We’re covering this question in detail at our Recruiting Firm Scale Up Challenge next week (April 22-25th 2024!). A massive area of focus at The RecruiterU is the ability to grow. Whether you are a solo operator or a firm owner, you must learn the art of delegation if you want to scale your business. 

The Client Experience

I had a client in 2008, a guy named Bob. He has close to a $2 million office now. But, he did not hire an admin until 2016. I constantly stressed how much it was costing him, physically costing him not to have an administrator. He “yea’d” me to death. Eventually, he hired somebody, and about a year later, he was “fun angry” with me because I did not push him harder to hire that person earlier. He went through the whole laundry list of everything that freed him up. This person was arranging the interviews and double-checking things. You can have an administrator do a whole slew of things that are not in your core competency, even some baseline research.

Hear directly from Bob:

The Bigger Game Transformer

The original question was: how do I determine what I want to delegate in 2024? I learned a great exercise in The Strategic Coach program, developed by Dan Sullivan. It is so simple that I can teach it here. First, download your free copy of our Bigger Game Transformer.

You can keep this by your side as you go through your day. Everything you do, personally and professionally, falls into one of those three categories. It is annoying, just okay, or it is captivating and motivating.  

My experience with most recruiting firm owners, whether solo or firm owners, is that they only spend 5% to 10% of their day in the category captivating and motivating. This is why the business becomes a grind.  

Transition to Captivating and Motivating

I did not know this exercise, but I did remnants of it 20-something years ago. I took myself off a desk because many of the baseline functions of running a desk became irritating. But I was confused because I was good at taking datasheets, taking searches, and running my desk. A lot of people confuse being excellent at something with it being fascinating

Some of the things you do that you are excellent at are fascinating, but if you are honest with yourself, does the execution of the task excite you?

An Example

Marketing was never captivating or motivating for me, specifically marketing calls. So I hired marketing coordinators, people that would develop leads for me. What was captivating and motivating for me was closing somebody that had an opening. I enjoyed taking them through the process to line them up as a client that would hire us with money upfront, walking the client through their problem, their pain points, what our solution was, and negotiating the agreement.  

When I took myself off a desk, I never stopped doing that. I did that with my team members. My team members would bring in the searches they had. They would set up appointments, and we would have a conversation with the account executive and the client, and I would give the opening back to the account executive to do the fulfillment on, and they were all great recruiters too.  

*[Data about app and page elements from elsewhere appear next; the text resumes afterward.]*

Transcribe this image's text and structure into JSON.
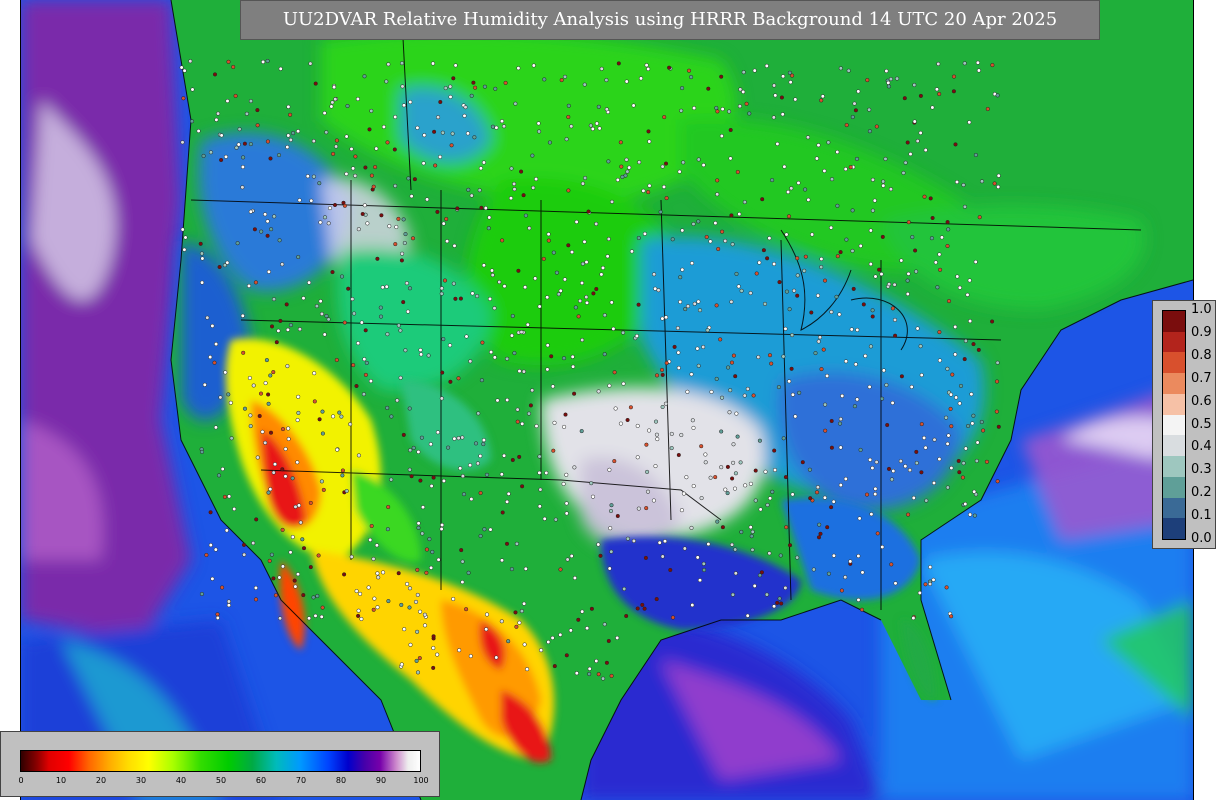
{
  "title": "UU2DVAR Relative Humidity Analysis using HRRR Background 14 UTC 20 Apr 2025",
  "colors": {
    "background_frame": "#ffffff",
    "banner": "#7f7f7f",
    "legend_panel": "#c0c0c0",
    "ocean_blue": "#1a4fe0",
    "ocean_purple": "#7a22a8",
    "land_green": "#22c40c",
    "land_teal": "#19a0b8",
    "dry_red": "#e81010",
    "dry_yellow": "#f5e300",
    "saturated_white": "#e8e8e8"
  },
  "colorbar_ratio": {
    "labels": [
      "1.0",
      "0.9",
      "0.8",
      "0.7",
      "0.6",
      "0.5",
      "0.4",
      "0.3",
      "0.2",
      "0.1",
      "0.0"
    ],
    "colors": [
      "#7a0d0d",
      "#b3241c",
      "#d8502d",
      "#eb8a5e",
      "#f6c1a6",
      "#f4f4f4",
      "#d9dde0",
      "#9ec7bf",
      "#5f9f98",
      "#3a6a96",
      "#1d3f7a"
    ]
  },
  "colorbar_rh": {
    "labels": [
      "0",
      "10",
      "20",
      "30",
      "40",
      "50",
      "60",
      "70",
      "80",
      "90",
      "100"
    ]
  }
}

The Challenge

There are no hard and fast rules as to what is fascinating and motivating for you and what is annoying. I would challenge you to keep that piece of paper at your desk over the next few days. Every time you start a new task, record it in one of the three categories. Be honest with yourself. That is the first step. You will come up with a bunch of stuff under annoying if you do it the right way.  

Be careful that the captivating and motivating things energetically are things you love doing. One of the tests, if you are doing it, and you look up at the clock and you are like, where did the time go? And you have energy. You are not fatigued.  

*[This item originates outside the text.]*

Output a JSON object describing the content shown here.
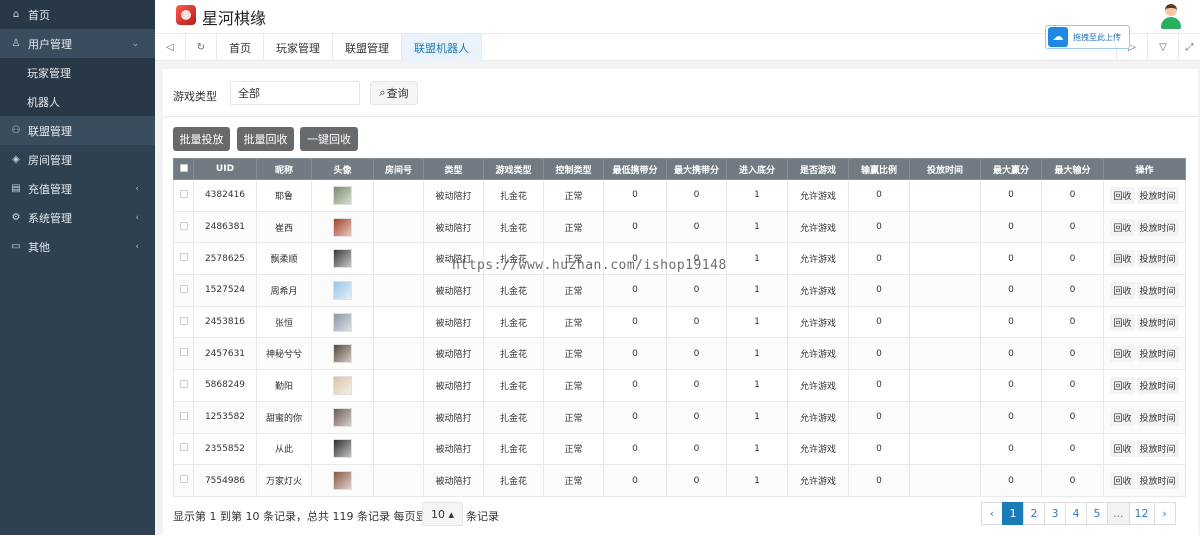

After a few days, you will have a list of three categories, and you can look at everything under annoying. I would posit to you, to delegate it within 90 days.  

All of our situations are different. We all live in different sized homes, states, and countries with varying labor laws.  

This process works. If something is annoying, there is a way to delegate it. Next week, we’ll discuss the delegation process so you can define the success criteria and avoid the dreaded drive-by delegation.

Click the link Below to Grab Your FREE Seat to The Recruiting Firm Scale Up Challenge – April 22-25th 2024 from 12 – 1:30 PM ET Each Day

The Latest from TRU